Hezbollah is not in a hurry to close the account and may not really need to jump the gun. Striking a far-flung target would reveal Hezbollah’s capabilities: better to keep its special arsenal unrevealed for a more serious, wider military confrontation. Hezbollah is therefore in favour of using laser missiles, snipers or camouflaged booby-traps, or precision missiles and suicide drones that can inflict heavy casualties on Israeli soldiers as they gather together (if and when possible!).
For the first time since 2006 (the third war on Lebanon), a whole week has gone by without any Israeli ground violations. The number of these violations was up to five per week and about 167 per month (air, land and sea), rebuffing the UN Resolution 1701. Israel continues to violate Lebanese airspace every day, dozens of times a day.
Hezbollah succeeded in its psychological warfare, according to the Israeli press. Naturally, the Israelis are closely monitoring any movement on the border, any open source information or any intelligence material that could help thwart an attack. However, the theory that “Israel is an invincible army” has been ended : it was irrevocably subdued by a television threat from Hezbollah’s Secretary-General Hassan Nasrallah.
The Israeli army is on high alert, it cancelled leave for a large number of combat units, and asked settlers not to approach any fields near the border.
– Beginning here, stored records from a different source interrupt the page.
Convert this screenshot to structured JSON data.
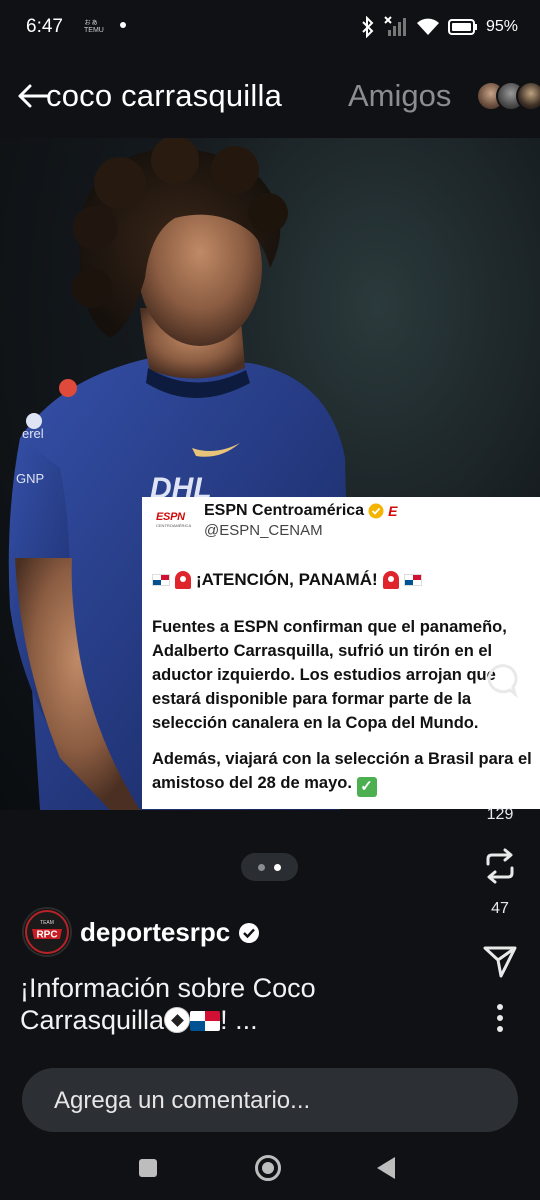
{
  "status_bar": {
    "time": "6:47",
    "mini_text": "ぁ゙゙゙゙",
    "battery": "95%",
    "icons": [
      "bluetooth-icon",
      "signal-off-icon",
      "wifi-icon",
      "battery-icon"
    ]
  },
  "header": {
    "title": "coco carrasquilla",
    "friends_label": "Amigos",
    "back_icon": "back-arrow-icon"
  },
  "tweet": {
    "logo": "ESPN",
    "logo_sub": "CENTROAMÉRICA",
    "name": "ESPN Centroamérica",
    "handle": "@ESPN_CENAM",
    "headline": "¡ATENCIÓN, PANAMÁ!",
    "body": "Fuentes a ESPN confirman que el panameño, Adalberto Carrasquilla, sufrió un tirón en el aductor izquierdo. Los estudios arrojan que estará disponible para formar parte de la selección canalera en la Copa del Mundo.",
    "body2": "Además, viajará con la selección a Brasil para el amistoso del 28 de mayo."
  },
  "rail": {
    "repost_count": "129",
    "share_count": "47"
  },
  "author": {
    "avatar_text": "RPC",
    "avatar_top": "TEAM",
    "name": "deportesrpc"
  },
  "caption": {
    "text_a": "¡Información sobre Coco Carrasquilla",
    "text_b": "! ..."
  },
  "comment": {
    "placeholder": "Agrega un comentario..."
  },
  "colors": {
    "background": "#0f1114",
    "jersey": "#2a3f8f",
    "espn_red": "#d20a0a",
    "verified_gold": "#f4b400"
  }
}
The commander of Israel’s northern front, General Amir Baram, paradoxically rejected the settlers’ request to open shelters so as not to make them even more nervous while waiting for the deadly response from Hezbollah.
For the first time it seems that Israeli soldiers along the border would even be pleased if three or four of their comrades were killed because it would mean that death had not knocked at their own door. Israeli soldiers would breathe a sigh of relief and return to their daily work with greater peace of mind once Hezbollah’s attack were concluded.
From Israeli military and political statements, it seems that the winds of war are far from blowing that strongly: that neither side favours a wider confrontation. But it is too early to speculate because will be up to Prime Minister Benjamin Netanyahu to decide whether to really drag Israel into war or not.
Israel will not be able to hide for long behind the barricades and the IDF will not be able to remain in its hideouts for long. Time is getting short: closer and closer every day to the hit that Hezbollah promised. Then the pressure will be lifted but not on Netanyahu who knows that the psychological war has damaged him despite his public boasting about achievements in Syria and Iraq. But he certainly cannot boast of striking Lebanon or Hezbollah, precisely because he has already lost his first battle. Israel awakened the Shiite genie in the 1982 war when it invaded Lebanon and brought Sayyed Nasrallah to Hezbollah leadership in 1992 by assassinating Sayyed Abbas al-Moussawi, the former Hezbollah leader. Israel apparently has once more failed to learn from history and from its previous mistakes.
By Elijah J. Magnier
Source: Elijah J. Magnier